# YOUR OBJECTIVE
Where a line of the records holds the string "name", copy that line.

[Items from a dataset]
Segment Open

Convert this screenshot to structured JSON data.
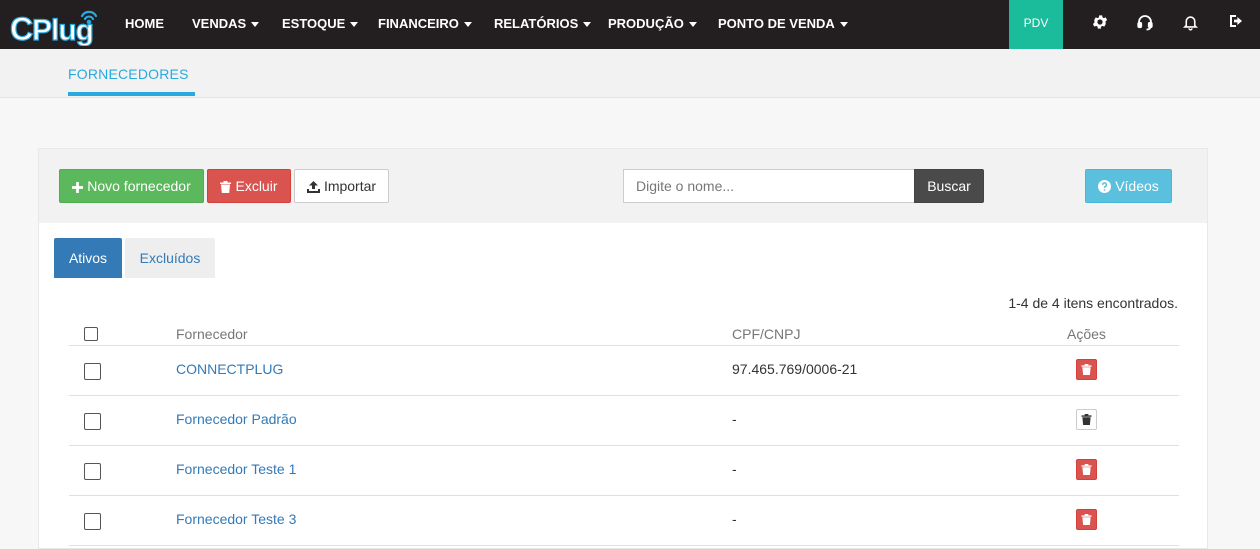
{
  "logo": {
    "text_a": "C",
    "text_b": "Plug"
  },
  "nav": {
    "items": [
      {
        "label": "HOME",
        "has_caret": false
      },
      {
        "label": "VENDAS",
        "has_caret": true
      },
      {
        "label": "ESTOQUE",
        "has_caret": true
      },
      {
        "label": "FINANCEIRO",
        "has_caret": true
      },
      {
        "label": "RELATÓRIOS",
        "has_caret": true
      },
      {
        "label": "PRODUÇÃO",
        "has_caret": true
      },
      {
        "label": "PONTO DE VENDA",
        "has_caret": true
      }
    ],
    "pdv_label": "PDV",
    "icons": [
      "gear-icon",
      "headset-icon",
      "bell-icon",
      "logout-icon"
    ]
  },
  "subheader": {
    "tab_label": "FORNECEDORES"
  },
  "toolbar": {
    "new_label": "Novo fornecedor",
    "delete_label": "Excluir",
    "import_label": "Importar",
    "search_placeholder": "Digite o nome...",
    "search_button": "Buscar",
    "videos_label": "Vídeos"
  },
  "tabs": {
    "active": "Ativos",
    "inactive": "Excluídos"
  },
  "count_text": "1-4 de 4 itens encontrados.",
  "table": {
    "headers": {
      "name": "Fornecedor",
      "doc": "CPF/CNPJ",
      "actions": "Ações"
    },
    "rows": [
      {
        "name": "CONNECTPLUG",
        "doc": "97.465.769/0006-21",
        "delete_style": "red"
      },
      {
        "name": "Fornecedor Padrão",
        "doc": "-",
        "delete_style": "white"
      },
      {
        "name": "Fornecedor Teste 1",
        "doc": "-",
        "delete_style": "red"
      },
      {
        "name": "Fornecedor Teste 3",
        "doc": "-",
        "delete_style": "red"
      }
    ]
  },
  "colors": {
    "topbar": "#231f20",
    "accent_blue": "#29a9e0",
    "pdv_green": "#1abc9c",
    "btn_green": "#5cb85c",
    "btn_red": "#d9534f",
    "btn_info": "#5bc0de",
    "link_blue": "#337ab7"
  }
}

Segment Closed

# RESPONSE BELOW
      "name": "Fornecedor",
        "name": "CONNECTPLUG",
        "name": "Fornecedor Padrão",
        "name": "Fornecedor Teste 1",
        "name": "Fornecedor Teste 3",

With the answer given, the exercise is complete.